Then there are some especially irksome solecisms that even the most cynically latitudinarian lexicon is unlikely to encourage. “Obtuse,” for example, does not mean “abstruse” or “impenetrable” or “complicated”; in regard to angles it means “of greater than 90°,” in regard to inanimate objects it means “dull” or “blunt,” and in regard to persons it means “stupid” or “unperceptive.” To “refute,” moreover, is not to “deny,” “contest,” or “repudiate,” but rather to “disprove.” “Restive” not only does not properly mean “restless”; it can in fact mean very nearly the opposite: “inert,” “intransigent,” “obstinately sedentary,” “difficult to move,” or “resistant.” And “transpire” does not mean “occur”: used literally, it means “exhale,” “emit in the form of a vapor,” or “exude percutaneously”; used metaphorically, it means “come to light” or “be disclosed.”

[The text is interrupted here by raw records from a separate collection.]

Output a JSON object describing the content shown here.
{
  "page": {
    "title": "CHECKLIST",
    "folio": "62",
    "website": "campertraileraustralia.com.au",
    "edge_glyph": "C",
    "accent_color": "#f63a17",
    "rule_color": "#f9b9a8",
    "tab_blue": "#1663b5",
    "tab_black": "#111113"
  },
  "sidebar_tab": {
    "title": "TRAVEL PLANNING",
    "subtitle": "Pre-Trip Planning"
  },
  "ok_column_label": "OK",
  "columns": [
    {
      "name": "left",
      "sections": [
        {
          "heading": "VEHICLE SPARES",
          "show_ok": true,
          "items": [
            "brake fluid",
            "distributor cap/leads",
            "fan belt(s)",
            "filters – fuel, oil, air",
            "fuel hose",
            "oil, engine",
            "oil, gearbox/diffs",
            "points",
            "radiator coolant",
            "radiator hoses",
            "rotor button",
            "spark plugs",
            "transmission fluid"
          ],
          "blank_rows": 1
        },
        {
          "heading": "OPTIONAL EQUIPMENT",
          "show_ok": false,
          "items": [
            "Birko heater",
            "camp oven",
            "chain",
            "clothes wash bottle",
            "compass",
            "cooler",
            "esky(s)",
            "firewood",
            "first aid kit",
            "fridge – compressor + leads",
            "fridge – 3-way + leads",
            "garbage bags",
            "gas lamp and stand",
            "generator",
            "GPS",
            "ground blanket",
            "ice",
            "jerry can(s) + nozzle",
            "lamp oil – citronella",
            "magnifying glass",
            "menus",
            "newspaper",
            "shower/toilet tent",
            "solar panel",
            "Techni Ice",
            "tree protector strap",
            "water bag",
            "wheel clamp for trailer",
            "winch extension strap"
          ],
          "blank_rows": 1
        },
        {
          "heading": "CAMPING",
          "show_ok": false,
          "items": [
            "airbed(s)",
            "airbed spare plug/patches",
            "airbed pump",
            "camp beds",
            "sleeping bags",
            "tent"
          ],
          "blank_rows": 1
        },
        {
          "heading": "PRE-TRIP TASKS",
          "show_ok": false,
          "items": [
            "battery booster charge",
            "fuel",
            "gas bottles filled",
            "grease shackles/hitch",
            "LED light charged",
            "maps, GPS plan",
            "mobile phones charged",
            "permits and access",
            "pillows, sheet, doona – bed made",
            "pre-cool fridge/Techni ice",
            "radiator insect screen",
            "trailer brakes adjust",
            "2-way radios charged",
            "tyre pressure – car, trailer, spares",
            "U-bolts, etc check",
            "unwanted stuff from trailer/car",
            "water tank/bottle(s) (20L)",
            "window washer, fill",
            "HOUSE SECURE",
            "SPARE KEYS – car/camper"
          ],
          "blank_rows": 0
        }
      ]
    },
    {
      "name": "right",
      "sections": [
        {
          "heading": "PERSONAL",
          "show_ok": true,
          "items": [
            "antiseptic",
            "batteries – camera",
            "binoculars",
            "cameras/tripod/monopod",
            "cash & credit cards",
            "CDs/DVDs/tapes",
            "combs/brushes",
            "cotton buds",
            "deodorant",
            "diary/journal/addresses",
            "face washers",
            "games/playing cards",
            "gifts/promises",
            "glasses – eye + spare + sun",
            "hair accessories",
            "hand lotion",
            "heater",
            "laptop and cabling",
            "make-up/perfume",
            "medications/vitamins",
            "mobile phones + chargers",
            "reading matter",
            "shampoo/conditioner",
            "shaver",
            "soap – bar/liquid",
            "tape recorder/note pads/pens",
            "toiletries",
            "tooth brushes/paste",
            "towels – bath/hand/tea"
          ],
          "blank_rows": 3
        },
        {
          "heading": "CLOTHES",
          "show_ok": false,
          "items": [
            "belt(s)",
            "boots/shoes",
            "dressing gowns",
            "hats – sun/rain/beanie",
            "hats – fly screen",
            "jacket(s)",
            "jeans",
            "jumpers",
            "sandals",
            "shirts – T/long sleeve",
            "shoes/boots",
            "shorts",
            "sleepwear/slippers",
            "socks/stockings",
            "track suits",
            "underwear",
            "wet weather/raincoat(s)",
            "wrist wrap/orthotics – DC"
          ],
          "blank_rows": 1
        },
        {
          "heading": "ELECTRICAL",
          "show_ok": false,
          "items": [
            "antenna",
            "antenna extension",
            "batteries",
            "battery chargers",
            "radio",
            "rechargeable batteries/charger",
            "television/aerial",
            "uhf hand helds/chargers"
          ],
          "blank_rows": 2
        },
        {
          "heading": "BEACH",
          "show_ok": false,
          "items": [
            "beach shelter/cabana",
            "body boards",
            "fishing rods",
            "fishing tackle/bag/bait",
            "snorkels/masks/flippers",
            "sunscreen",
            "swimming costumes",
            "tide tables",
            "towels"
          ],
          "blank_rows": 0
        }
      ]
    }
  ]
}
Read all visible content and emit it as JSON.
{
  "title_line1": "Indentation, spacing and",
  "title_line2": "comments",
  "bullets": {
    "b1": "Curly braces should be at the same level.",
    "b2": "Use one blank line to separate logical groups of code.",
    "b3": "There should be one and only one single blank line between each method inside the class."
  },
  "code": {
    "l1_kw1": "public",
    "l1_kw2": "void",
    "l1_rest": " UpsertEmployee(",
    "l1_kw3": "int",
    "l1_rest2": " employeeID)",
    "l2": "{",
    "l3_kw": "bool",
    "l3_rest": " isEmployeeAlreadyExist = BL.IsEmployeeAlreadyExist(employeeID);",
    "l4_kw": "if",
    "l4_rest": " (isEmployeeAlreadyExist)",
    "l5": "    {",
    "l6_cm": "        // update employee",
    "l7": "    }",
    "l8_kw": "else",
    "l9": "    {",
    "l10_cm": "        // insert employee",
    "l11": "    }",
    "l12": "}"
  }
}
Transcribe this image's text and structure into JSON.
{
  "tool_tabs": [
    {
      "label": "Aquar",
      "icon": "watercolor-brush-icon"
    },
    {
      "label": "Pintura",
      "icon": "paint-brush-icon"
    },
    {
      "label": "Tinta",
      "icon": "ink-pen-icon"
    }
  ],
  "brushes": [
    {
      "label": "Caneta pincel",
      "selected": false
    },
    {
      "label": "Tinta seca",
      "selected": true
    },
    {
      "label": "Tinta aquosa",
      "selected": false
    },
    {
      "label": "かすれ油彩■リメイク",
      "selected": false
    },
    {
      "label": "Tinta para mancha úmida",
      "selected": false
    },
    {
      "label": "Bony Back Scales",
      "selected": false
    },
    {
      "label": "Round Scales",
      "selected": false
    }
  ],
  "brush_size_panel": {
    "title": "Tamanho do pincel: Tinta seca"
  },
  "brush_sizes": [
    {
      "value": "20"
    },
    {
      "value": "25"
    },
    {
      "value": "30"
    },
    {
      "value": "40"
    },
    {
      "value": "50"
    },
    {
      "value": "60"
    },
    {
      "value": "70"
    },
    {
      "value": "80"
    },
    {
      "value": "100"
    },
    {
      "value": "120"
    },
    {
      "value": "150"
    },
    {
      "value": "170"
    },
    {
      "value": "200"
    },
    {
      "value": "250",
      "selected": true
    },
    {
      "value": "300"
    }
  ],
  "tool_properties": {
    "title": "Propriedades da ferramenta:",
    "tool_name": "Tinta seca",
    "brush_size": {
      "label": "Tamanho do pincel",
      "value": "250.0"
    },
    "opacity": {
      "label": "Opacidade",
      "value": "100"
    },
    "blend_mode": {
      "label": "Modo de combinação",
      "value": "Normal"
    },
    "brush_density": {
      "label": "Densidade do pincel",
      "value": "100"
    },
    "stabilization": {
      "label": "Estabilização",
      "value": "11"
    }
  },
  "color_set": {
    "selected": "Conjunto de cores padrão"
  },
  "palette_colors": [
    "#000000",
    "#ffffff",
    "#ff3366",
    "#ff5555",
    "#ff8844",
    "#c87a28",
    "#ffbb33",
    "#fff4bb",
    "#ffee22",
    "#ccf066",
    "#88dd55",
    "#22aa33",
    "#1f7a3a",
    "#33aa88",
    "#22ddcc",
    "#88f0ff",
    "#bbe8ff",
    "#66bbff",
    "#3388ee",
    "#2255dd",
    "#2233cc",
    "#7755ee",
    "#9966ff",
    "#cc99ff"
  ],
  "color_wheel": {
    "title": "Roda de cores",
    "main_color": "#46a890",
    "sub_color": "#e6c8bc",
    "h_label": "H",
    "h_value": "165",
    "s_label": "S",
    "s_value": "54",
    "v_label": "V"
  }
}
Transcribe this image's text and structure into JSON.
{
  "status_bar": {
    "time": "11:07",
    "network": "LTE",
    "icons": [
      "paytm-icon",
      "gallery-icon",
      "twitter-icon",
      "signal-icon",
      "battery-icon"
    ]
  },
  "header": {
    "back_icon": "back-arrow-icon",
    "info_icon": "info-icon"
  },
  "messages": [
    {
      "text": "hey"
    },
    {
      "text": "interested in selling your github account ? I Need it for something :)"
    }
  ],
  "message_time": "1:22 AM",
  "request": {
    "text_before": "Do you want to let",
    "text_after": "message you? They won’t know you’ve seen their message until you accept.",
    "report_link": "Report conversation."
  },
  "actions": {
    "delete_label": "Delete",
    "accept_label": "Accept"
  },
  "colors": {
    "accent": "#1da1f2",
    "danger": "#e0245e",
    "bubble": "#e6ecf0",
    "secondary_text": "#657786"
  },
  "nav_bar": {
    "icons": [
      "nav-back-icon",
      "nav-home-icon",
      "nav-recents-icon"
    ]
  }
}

And, most important of all—in part because I find this one particularly intolerable and in part because it seems only recently to have caught on and so its metastasis may not yet be irreversible—“reticent” absolutely does not mean “hesitant” or “reluctant.” Oh, yes, your wickeder dictionaries may tell you that it can mean that. But no. It is always incorrect to say that some agent or agency is “reticent to” do something; it is an adjective absolute in its dedication to its noun, susceptible of no licit ligation to any infinitive. “Reticent” means, and means nothing other than, “uncommunicative,” “not given to words,” “reluctant to speak,” “reserved in speech,” “laconic,” “inexpressive”—not a talker (damn it!). I implore you—I beseech you with a febrile gleam in my eye that would have you nervously backing away from me and feeling for the doorknob behind you if you could see it—not only never to commit this hideous error yourself, but also never to allow anyone else to commit it in your hearing without voicing a withering rebuke and perhaps flinging a sharp object.
Well, all right, so perhaps this really is just a list of paltry private grievances, and the fate of civilization does not really hang in the balance. Your neighbor’s ignorance of how to pronounce “victuals” does not mean, in all likelihood, that he intends to make victuals of you. Forgive me. It has been a long month. And, anyway, this is Friday, when matters of great import ought to be avoided.
So, since I am really just being querulous in public, let me add a complaint against the wretch—surely some Californian—who first started polluting sushi with avocado, an altogether ghastly corruption of the most delightful cuisine on earth. Compared to that, cannibalism would be a relatively benign breach of etiquette.